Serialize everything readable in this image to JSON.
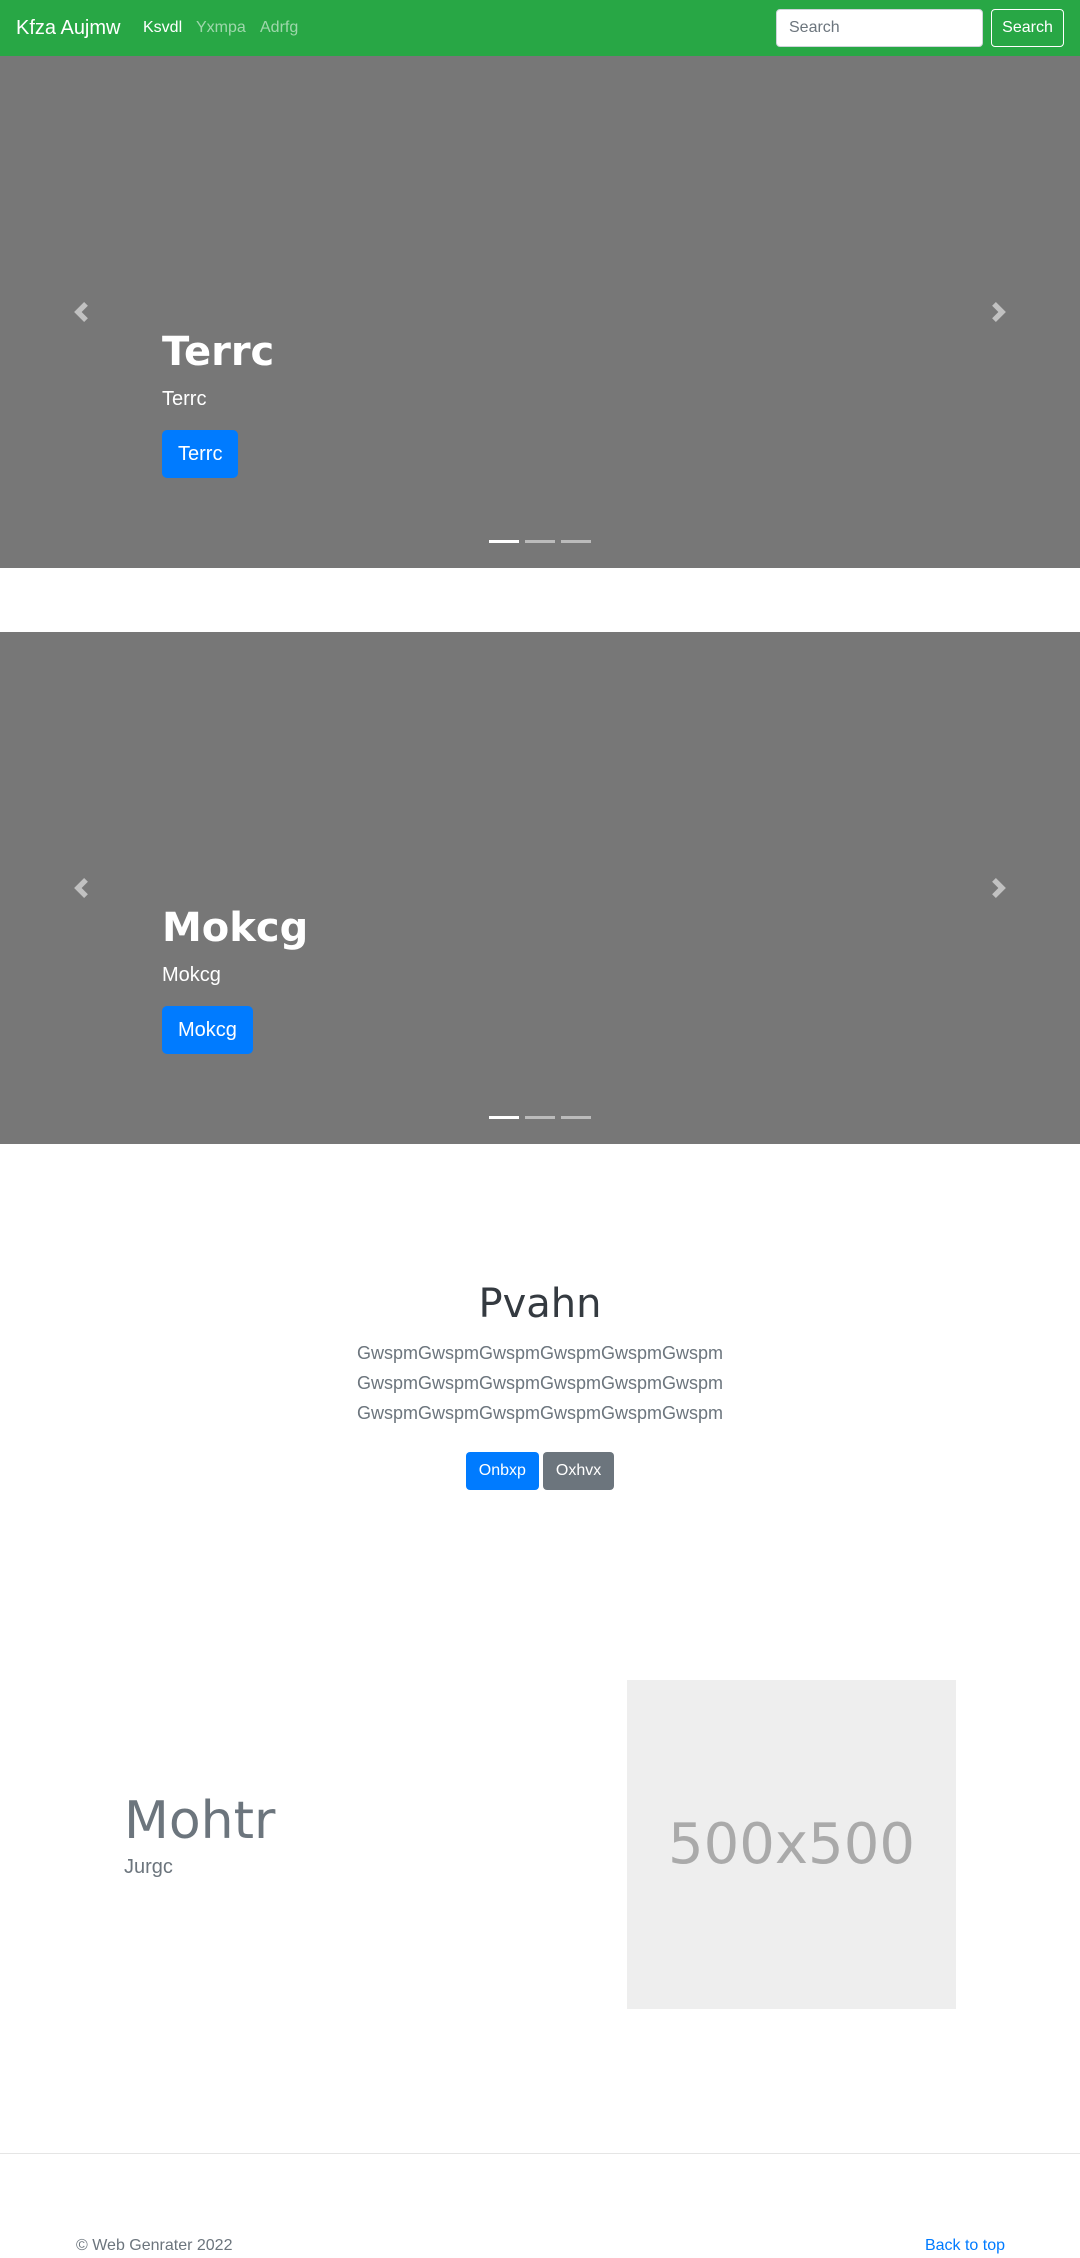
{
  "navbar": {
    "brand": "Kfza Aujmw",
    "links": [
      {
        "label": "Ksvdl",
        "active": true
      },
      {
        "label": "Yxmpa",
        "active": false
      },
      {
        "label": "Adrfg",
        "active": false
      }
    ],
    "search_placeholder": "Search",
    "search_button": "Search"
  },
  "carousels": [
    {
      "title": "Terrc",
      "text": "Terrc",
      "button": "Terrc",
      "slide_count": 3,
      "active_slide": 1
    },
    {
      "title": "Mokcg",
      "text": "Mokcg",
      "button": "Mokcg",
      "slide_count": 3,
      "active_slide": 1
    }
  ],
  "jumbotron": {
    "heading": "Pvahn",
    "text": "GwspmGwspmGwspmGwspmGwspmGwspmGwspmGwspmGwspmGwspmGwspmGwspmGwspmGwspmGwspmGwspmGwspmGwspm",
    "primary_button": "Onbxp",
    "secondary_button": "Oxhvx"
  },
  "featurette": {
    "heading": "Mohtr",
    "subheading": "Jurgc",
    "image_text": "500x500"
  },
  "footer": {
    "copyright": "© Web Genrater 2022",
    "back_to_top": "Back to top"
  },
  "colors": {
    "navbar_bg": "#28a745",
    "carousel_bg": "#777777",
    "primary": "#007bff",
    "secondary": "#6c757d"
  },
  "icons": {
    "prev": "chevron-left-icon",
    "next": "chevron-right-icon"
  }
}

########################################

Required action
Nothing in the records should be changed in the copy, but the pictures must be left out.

Response to the exercise
Serialize everything readable in this image to JSON.
{
  "navbar": {
    "brand": "Kfza Aujmw",
    "links": [
      {
        "label": "Ksvdl",
        "active": true
      },
      {
        "label": "Yxmpa",
        "active": false
      },
      {
        "label": "Adrfg",
        "active": false
      }
    ],
    "search_placeholder": "Search",
    "search_button": "Search"
  },
  "carousels": [
    {
      "title": "Terrc",
      "text": "Terrc",
      "button": "Terrc",
      "slide_count": 3,
      "active_slide": 1
    },
    {
      "title": "Mokcg",
      "text": "Mokcg",
      "button": "Mokcg",
      "slide_count": 3,
      "active_slide": 1
    }
  ],
  "jumbotron": {
    "heading": "Pvahn",
    "text": "GwspmGwspmGwspmGwspmGwspmGwspmGwspmGwspmGwspmGwspmGwspmGwspmGwspmGwspmGwspmGwspmGwspmGwspm",
    "primary_button": "Onbxp",
    "secondary_button": "Oxhvx"
  },
  "featurette": {
    "heading": "Mohtr",
    "subheading": "Jurgc",
    "image_text": "500x500"
  },
  "footer": {
    "copyright": "© Web Genrater 2022",
    "back_to_top": "Back to top"
  },
  "colors": {
    "navbar_bg": "#28a745",
    "carousel_bg": "#777777",
    "primary": "#007bff",
    "secondary": "#6c757d"
  },
  "icons": {
    "prev": "chevron-left-icon",
    "next": "chevron-right-icon"
  }
}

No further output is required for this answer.